And then we can get some ratios of sides. And then what we're going to do is try to show that this triangle over here is similar to this triangle over here, get a couple of more ratios.

And then we might be able to relate all of these things. So the first thing we have to prove to ourselves is that those triangles really are similar. So the first thing to realize, this angle right here is definitely the same thing as that angle right over there. They're sometimes called opposite angles or vertical angles. They're on the opposite side of lines that are intersecting.

So they're going to be equal.

## Converging Lenses - Object-Image Relations

Now, the next thing-- and this comes out of the fact that both of these lines-- this line is parallel to that line right over there.
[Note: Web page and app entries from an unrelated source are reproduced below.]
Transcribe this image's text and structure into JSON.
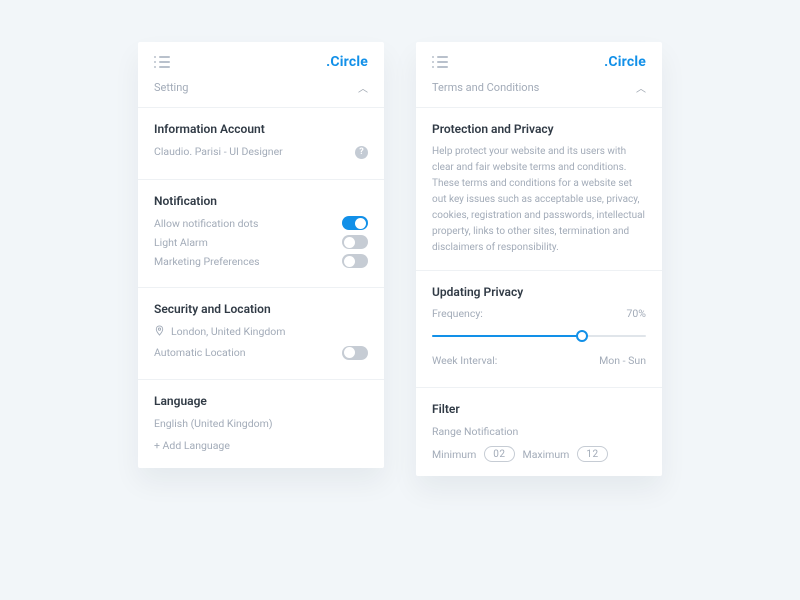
{
  "brand": ".Circle",
  "left": {
    "subhead": "Setting",
    "info": {
      "title": "Information Account",
      "subtitle": "Claudio. Parisi - UI Designer"
    },
    "notif": {
      "title": "Notification",
      "items": [
        {
          "label": "Allow notification dots",
          "on": true
        },
        {
          "label": "Light Alarm",
          "on": false
        },
        {
          "label": "Marketing Preferences",
          "on": false
        }
      ]
    },
    "security": {
      "title": "Security and Location",
      "location": "London, United Kingdom",
      "auto": {
        "label": "Automatic Location",
        "on": false
      }
    },
    "language": {
      "title": "Language",
      "current": "English (United Kingdom)",
      "add": "+ Add Language"
    }
  },
  "right": {
    "subhead": "Terms and Conditions",
    "protection": {
      "title": "Protection and Privacy",
      "body": "Help protect your website and its users with clear and fair website terms and conditions. These terms and conditions for a website set out key issues such as acceptable use, privacy, cookies, registration and passwords, intellectual property, links to other sites, termination and disclaimers of responsibility."
    },
    "updating": {
      "title": "Updating Privacy",
      "freq_label": "Frequency:",
      "freq_value": "70%",
      "freq_pct": 70,
      "week_label": "Week Interval:",
      "week_value": "Mon - Sun"
    },
    "filter": {
      "title": "Filter",
      "range_label": "Range Notification",
      "min_label": "Minimum",
      "min_value": "02",
      "max_label": "Maximum",
      "max_value": "12"
    }
  }
}
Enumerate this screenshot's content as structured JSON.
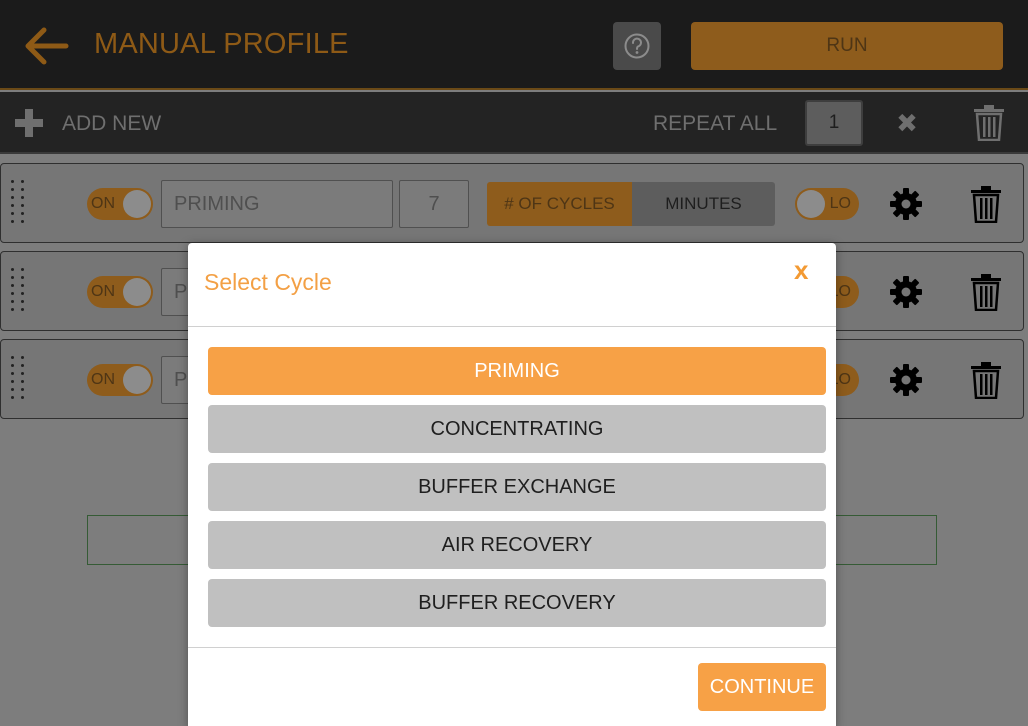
{
  "header": {
    "title": "MANUAL PROFILE",
    "run_label": "RUN",
    "accent_color": "#8e5c1c"
  },
  "toolbar": {
    "add_label": "ADD NEW",
    "repeat_label": "REPEAT ALL",
    "repeat_value": "1"
  },
  "rows": [
    {
      "toggle_label": "ON",
      "name": "PRIMING",
      "count": "7",
      "mode_cycles": "# OF CYCLES",
      "mode_minutes": "MINUTES",
      "lo_label": "LO"
    },
    {
      "toggle_label": "ON",
      "name_partial": "P",
      "lo_label": "LO"
    },
    {
      "toggle_label": "ON",
      "name_partial": "P",
      "lo_label": "LO"
    }
  ],
  "modal": {
    "title": "Select Cycle",
    "close_label": "x",
    "options": [
      "PRIMING",
      "CONCENTRATING",
      "BUFFER EXCHANGE",
      "AIR RECOVERY",
      "BUFFER RECOVERY"
    ],
    "selected_option": "PRIMING",
    "continue_label": "CONTINUE",
    "accent_color": "#f7a146"
  }
}
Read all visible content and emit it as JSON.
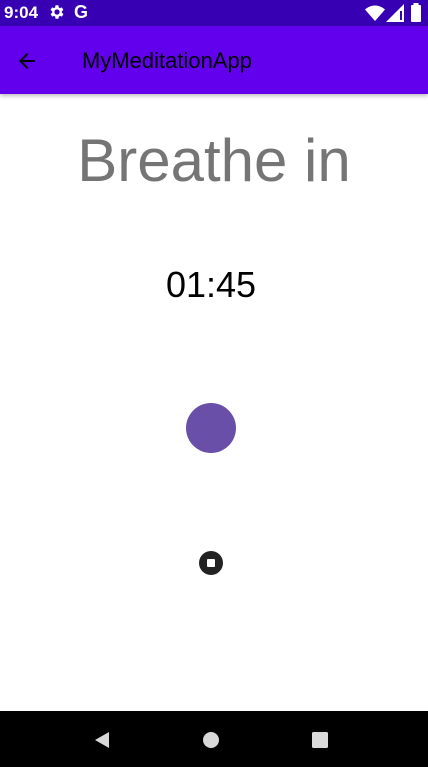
{
  "status_bar": {
    "time": "9:04",
    "icons": [
      "gear-icon",
      "google-icon",
      "wifi-icon",
      "signal-icon",
      "battery-icon"
    ],
    "google_glyph": "G"
  },
  "app_bar": {
    "title": "MyMeditationApp",
    "nav_icon": "arrow-back-icon"
  },
  "main": {
    "instruction": "Breathe in",
    "timer": "01:45",
    "stop_icon": "stop-icon"
  },
  "colors": {
    "status_bar": "#3700b3",
    "app_bar": "#6200ee",
    "instruction_text": "#757575",
    "breath_circle": "#6a4fa8",
    "nav_bar": "#000000"
  },
  "nav_bar": {
    "buttons": [
      "back-icon",
      "home-icon",
      "recents-icon"
    ]
  }
}
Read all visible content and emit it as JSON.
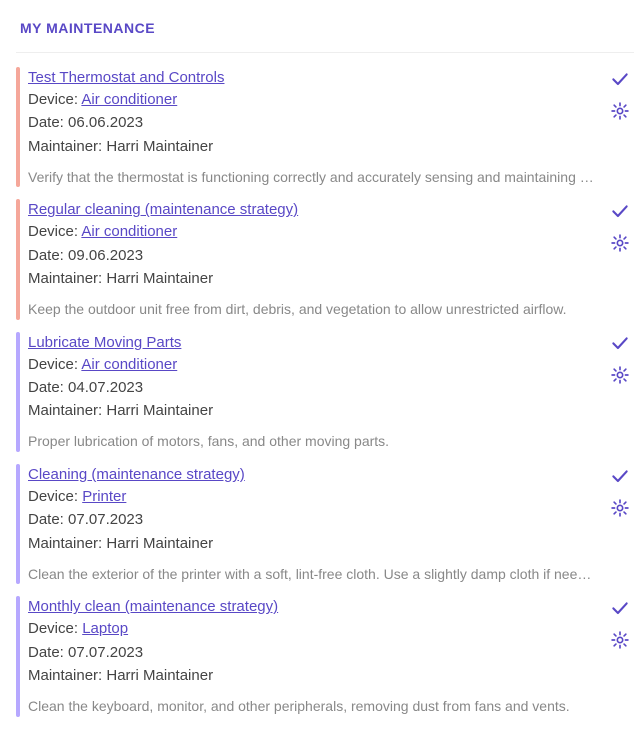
{
  "page_title": "MY MAINTENANCE",
  "labels": {
    "device": "Device: ",
    "date": "Date: ",
    "maintainer": "Maintainer: "
  },
  "colors": {
    "accent": "#5948c6",
    "overdue": "#f5a79a",
    "due": "#b6a8ff"
  },
  "items": [
    {
      "title": "Test Thermostat and Controls",
      "device": "Air conditioner",
      "date": "06.06.2023",
      "maintainer": "Harri Maintainer",
      "description": "Verify that the thermostat is functioning correctly and accurately sensing and maintaining temperature.",
      "status_color": "overdue"
    },
    {
      "title": "Regular cleaning (maintenance strategy)",
      "device": "Air conditioner",
      "date": "09.06.2023",
      "maintainer": "Harri Maintainer",
      "description": "Keep the outdoor unit free from dirt, debris, and vegetation to allow unrestricted airflow.",
      "status_color": "overdue"
    },
    {
      "title": "Lubricate Moving Parts",
      "device": "Air conditioner",
      "date": "04.07.2023",
      "maintainer": "Harri Maintainer",
      "description": "Proper lubrication of motors, fans, and other moving parts.",
      "status_color": "due"
    },
    {
      "title": "Cleaning (maintenance strategy)",
      "device": "Printer",
      "date": "07.07.2023",
      "maintainer": "Harri Maintainer",
      "description": "Clean the exterior of the printer with a soft, lint-free cloth. Use a slightly damp cloth if needed.",
      "status_color": "due"
    },
    {
      "title": "Monthly clean (maintenance strategy)",
      "device": "Laptop",
      "date": "07.07.2023",
      "maintainer": "Harri Maintainer",
      "description": "Clean the keyboard, monitor, and other peripherals, removing dust from fans and vents.",
      "status_color": "due"
    }
  ]
}
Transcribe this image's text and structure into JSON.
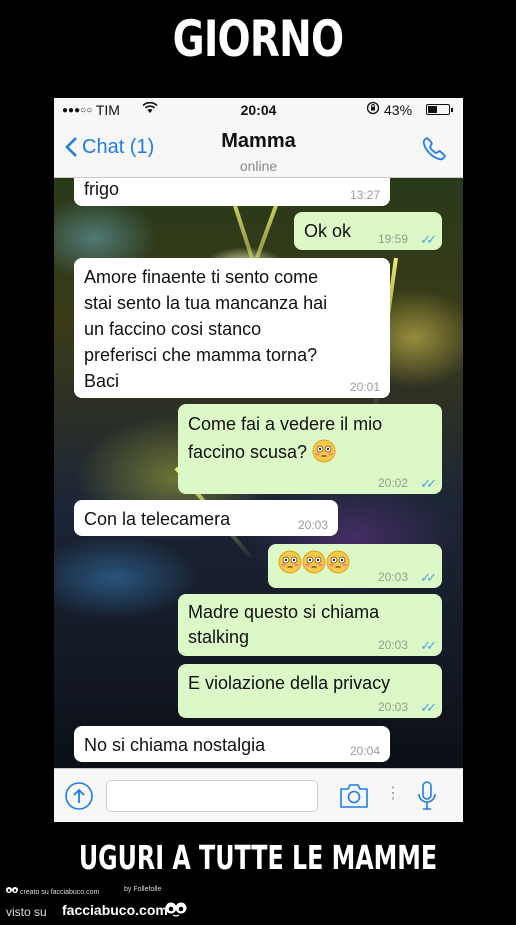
{
  "meme": {
    "top_caption": "GIORNO",
    "bottom_caption": "UGURI A TUTTE LE MAMME"
  },
  "status_bar": {
    "signal_dots": "●●●○○",
    "carrier": "TIM",
    "time": "20:04",
    "battery_percent": "43%",
    "battery_level": 0.43
  },
  "nav": {
    "back_label": "Chat (1)",
    "contact_name": "Mamma",
    "contact_status": "online"
  },
  "messages": [
    {
      "direction": "in",
      "text": "frigo",
      "time": "13:27"
    },
    {
      "direction": "out",
      "text": "Ok ok",
      "time": "19:59",
      "read": true
    },
    {
      "direction": "in",
      "lines": [
        "Amore finaente ti sento come",
        "stai sento la tua mancanza hai",
        "un faccino cosi stanco",
        "preferisci che mamma torna?",
        "Baci"
      ],
      "time": "20:01"
    },
    {
      "direction": "out",
      "lines": [
        "Come fai a vedere il mio",
        "faccino scusa?"
      ],
      "emoji": "flushed-face",
      "time": "20:02",
      "read": true
    },
    {
      "direction": "in",
      "text": "Con la telecamera",
      "time": "20:03"
    },
    {
      "direction": "out",
      "emoji": "flushed-face",
      "emoji_count": 3,
      "time": "20:03",
      "read": true
    },
    {
      "direction": "out",
      "lines": [
        "Madre questo si chiama",
        "stalking"
      ],
      "time": "20:03",
      "read": true
    },
    {
      "direction": "out",
      "text": "E violazione della privacy",
      "time": "20:03",
      "read": true
    },
    {
      "direction": "in",
      "text": "No si chiama nostalgia",
      "time": "20:04"
    }
  ],
  "input_bar": {
    "value": "",
    "icons": [
      "upload-icon",
      "camera-icon",
      "microphone-icon"
    ]
  },
  "footer": {
    "credit": "creato su facciabuco.com",
    "author": "by Follefolle",
    "visto": "visto su",
    "site": "facciabuco.com"
  },
  "colors": {
    "ios_blue": "#1e7ce8",
    "bubble_out": "#dcf8c6",
    "bubble_in": "#ffffff",
    "read_ticks": "#4fa4e8"
  }
}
And I guess you could call it alternate interior angles, if you look at the angles game, or the parallel lines or the transversal of parallel lines from geometry.

We know that this angle, since they're alternate interior angles, this angle is going to be the same value as this angle. You could view this line right here as a transversal of two parallel lines. These are alternate interior angles, so they will be the same. Now, we can make that exact same argument for this angle and this angle. And so what we see is this triangle up here has the same three angles as this triangle down here.

So these two triangles are similar. These are both-- Is really more of a review of geometry than optics. These are similar triangles. Similar-- I don't have to write triangles.

### Converging Lenses - Object-Image Relations

And because they're similar, the ratios of corresponding sides are going to be the same. So d0 corresponds to this. They're both opposite this pink angle. They're both opposite that pink angle.

So the ratio of d0 to d let me write this over here. So the ratio of d0. A six-foot tall person would have an image that is six feet tall; the absolute value of the magnification is exactly 1. As such, the image of the object could be projected upon a sheet of paper.

The object is located between 2F and F When the object is located in front of the 2F point, the image will be located beyond the 2F point on the other side of the lens. Regardless of exactly where the object is located between 2F and F, the image will be located in the specified region. The image dimensions are larger than the object dimensions.

A six-foot tall person would have an image that is larger than six feet tall. The absolute value of the magnification is greater than 1. The object is located at F When the object is located at the focal point, no image is formed. As discussed earlier in Lesson 5the refracted rays neither converge nor diverge.

After refracting, the light rays are traveling parallel to each other and cannot produce an image. The object is located in front of F When the object is located at a location in front of the focal point, the image will always be located somewhere on the same side of the lens as the object.

Regardless of exactly where in front of F the object is located, the image will always be located on the object's side of the lens and somewhere further from the lens. The image is located behind the object. In this case, the image will be an upright image. That is to say, if the object is right side up, then the image will also be right side up.

In this case, the image is enlarged; in other words, the image dimensions are greater than the object dimensions. The magnification is greater than 1.